The tongue is essential in the swallowing process. It is made up of eight muscles intertwined together to function like an octopus tentacle and is flexible, strong and agile. Any weakness, distortion or loss of tongue can cause swallowing problems.
Phase Two: Pharyngeal Phase
The second phase for swallowing is the pharyngeal phase. After the tongue controls the food, it then propels it to the back of the throat, an area known as the oropharynx, via a wave-like motion. The palate closes off to prevent food or liquid from coming out your nose – the nasopharynx – and with the assistance of gravity, sends the food down. The front of the throat, which is the hyoid bone and tongue muscles, pulls the throat up and forward so a flap called the epiglottis closes tightly over the trachea/windpipe to protect food or liquid from entering the lungs. Food then transitions down the small cavity into the esophagus.
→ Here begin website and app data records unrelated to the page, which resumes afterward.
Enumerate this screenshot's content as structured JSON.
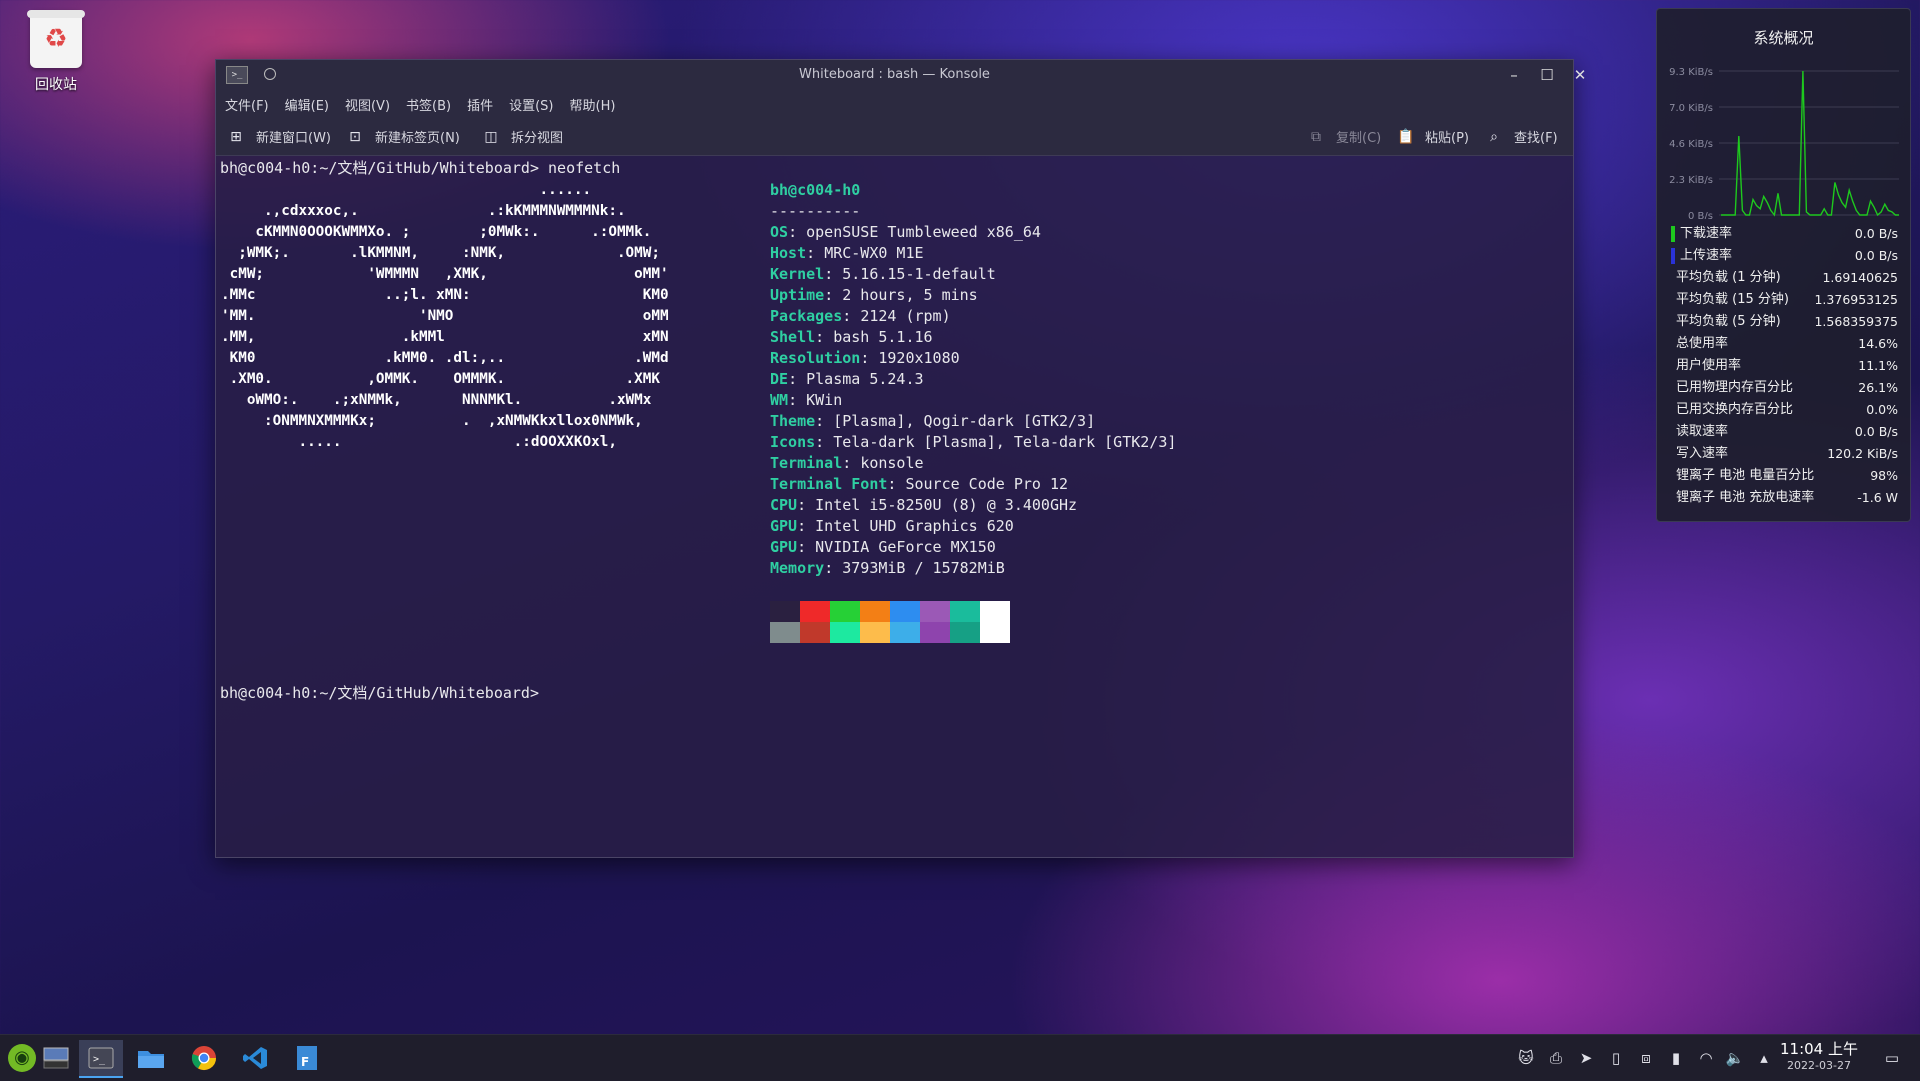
{
  "desktop": {
    "trash_label": "回收站"
  },
  "window": {
    "title": "Whiteboard : bash — Konsole",
    "menu": [
      "文件(F)",
      "编辑(E)",
      "视图(V)",
      "书签(B)",
      "插件",
      "设置(S)",
      "帮助(H)"
    ],
    "toolbar": {
      "new_window": "新建窗口(W)",
      "new_tab": "新建标签页(N)",
      "split_view": "拆分视图",
      "copy": "复制(C)",
      "paste": "粘贴(P)",
      "find": "查找(F)"
    }
  },
  "terminal": {
    "prompt1": "bh@c004-h0:~/文档/GitHub/Whiteboard> neofetch",
    "prompt2": "bh@c004-h0:~/文档/GitHub/Whiteboard> ",
    "ascii_art": "                                     ......\n     .,cdxxxoc,.               .:kKMMMNWMMMNk:.\n    cKMMN0OOOKWMMXo. ;        ;0MWk:.      .:OMMk.\n  ;WMK;.       .lKMMNM,     :NMK,             .OMW;\n cMW;            'WMMMN   ,XMK,                 oMM'\n.MMc               ..;l. xMN:                    KM0\n'MM.                   'NMO                      oMM\n.MM,                 .kMMl                       xMN\n KM0               .kMM0. .dl:,..               .WMd\n .XM0.           ,OMMK.    OMMMK.              .XMK\n   oWMO:.    .;xNMMk,       NNNMKl.          .xWMx\n     :ONMMNXMMMKx;          .  ,xNMWKkxllox0NMWk,\n         .....                    .:dOOXXKOxl,",
    "info_user": "bh@c004-h0",
    "info_sep": "----------",
    "info": [
      {
        "k": "OS",
        "v": "openSUSE Tumbleweed x86_64"
      },
      {
        "k": "Host",
        "v": "MRC-WX0 M1E"
      },
      {
        "k": "Kernel",
        "v": "5.16.15-1-default"
      },
      {
        "k": "Uptime",
        "v": "2 hours, 5 mins"
      },
      {
        "k": "Packages",
        "v": "2124 (rpm)"
      },
      {
        "k": "Shell",
        "v": "bash 5.1.16"
      },
      {
        "k": "Resolution",
        "v": "1920x1080"
      },
      {
        "k": "DE",
        "v": "Plasma 5.24.3"
      },
      {
        "k": "WM",
        "v": "KWin"
      },
      {
        "k": "Theme",
        "v": "[Plasma], Qogir-dark [GTK2/3]"
      },
      {
        "k": "Icons",
        "v": "Tela-dark [Plasma], Tela-dark [GTK2/3]"
      },
      {
        "k": "Terminal",
        "v": "konsole"
      },
      {
        "k": "Terminal Font",
        "v": "Source Code Pro 12"
      },
      {
        "k": "CPU",
        "v": "Intel i5-8250U (8) @ 3.400GHz"
      },
      {
        "k": "GPU",
        "v": "Intel UHD Graphics 620"
      },
      {
        "k": "GPU",
        "v": "NVIDIA GeForce MX150"
      },
      {
        "k": "Memory",
        "v": "3793MiB / 15782MiB"
      }
    ],
    "palette_top": [
      "#2a2040",
      "#ef2929",
      "#26d036",
      "#f37f15",
      "#2d8df0",
      "#9b59b6",
      "#1abc9c",
      "#ffffff"
    ],
    "palette_bottom": [
      "#7f8c8d",
      "#c0392b",
      "#1de9a0",
      "#fdbc4b",
      "#3daee9",
      "#8e44ad",
      "#16a085",
      "#ffffff"
    ]
  },
  "monitor": {
    "title": "系统概况",
    "y_labels": [
      "9.3 KiB/s",
      "7.0 KiB/s",
      "4.6 KiB/s",
      "2.3 KiB/s",
      "0 B/s"
    ],
    "download_color": "#1ec81e",
    "upload_color": "#2a32d8",
    "stats": [
      {
        "label": "下载速率",
        "value": "0.0 B/s"
      },
      {
        "label": "上传速率",
        "value": "0.0 B/s"
      },
      {
        "label": "平均负载 (1 分钟)",
        "value": "1.69140625"
      },
      {
        "label": "平均负载 (15 分钟)",
        "value": "1.376953125"
      },
      {
        "label": "平均负载 (5 分钟)",
        "value": "1.568359375"
      },
      {
        "label": "总使用率",
        "value": "14.6%"
      },
      {
        "label": "用户使用率",
        "value": "11.1%"
      },
      {
        "label": "已用物理内存百分比",
        "value": "26.1%"
      },
      {
        "label": "已用交换内存百分比",
        "value": "0.0%"
      },
      {
        "label": "读取速率",
        "value": "0.0 B/s"
      },
      {
        "label": "写入速率",
        "value": "120.2 KiB/s"
      },
      {
        "label": "锂离子 电池 电量百分比",
        "value": "98%"
      },
      {
        "label": "锂离子 电池 充放电速率",
        "value": "-1.6 W"
      }
    ]
  },
  "taskbar": {
    "time": "11:04 上午",
    "date": "2022-03-27"
  }
}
“It is during this phase when we may say, ‘Something went down the wrong pipe.’ Food or liquids could be going into the lungs, which is aspiration,” said Richardson. “Signs and symptoms of this are throat clearing, coughing, eyes watering and an uncomfortable painful sensation when swallowing.”
However, there are times when you can have food or liquids being aspirated and not aware of it. This is silent aspiration. If weakness in the oral phase is present, it can carry over to the pharyngeal phase and cause leftover residue or larger pieces of food to be stuck in the throat.
Phase Three: Esophageal Phase
Finally, the third phase in the swallowing process is the esophageal phase. This occurs when the top of the esophagus, the upper esophageal sphincter, opens, allowing the food to pass through, and then closes as the food continues traveling down to the stomach.
Testing for Swallowing Issues
When someone comes to see an SLP for a swallowing disorder, an evaluation is conducted to identify areas of dysfunction to treat in order to improve swallowing function and coordination.
If a bedside swallow exam cannot identify the deficits, then there are two additional options:
Modified Barium Swallow Study (MBSS) – an examination in which the patient would visit an outpatient hospital’s radiology department. The radiologist and the SLP will perform a swallow study using a white substance called barium. The barium will be a variety of textures and is viewed through x-ray to further determine the deficits and guide the clinicians to provide the best treatment plan.
Fiber optic endoscopic evaluation of swallowing (FEES) – a small scope is placed through the nasal cavity by the SLP to view the upper airway and throat. The SLP will view the breathing patterns and swallowing of saliva, and then use food and liquids occasionally, dyed green for contrast, to assess the function of the swallowing mechanism.
After the evaluation, an SLP will determine the best plan of care through swallowing exercises, biofeedback devices and/or neuromuscular electrical stimulation to rehabilitate the swallow function and keep each patient eating at the safest level possible.
Get the Help You Need at Brooks
Brooks Rehabilitation has certified SLPs at all levels of our system of care. Whether the patient needs an inpatient hospital setting, skilled nursing facility, outpatient clinic visits or home health, our highly knowledgeable and trained SLPs can help with most swallowing disorders.
Request more information or become a patient here.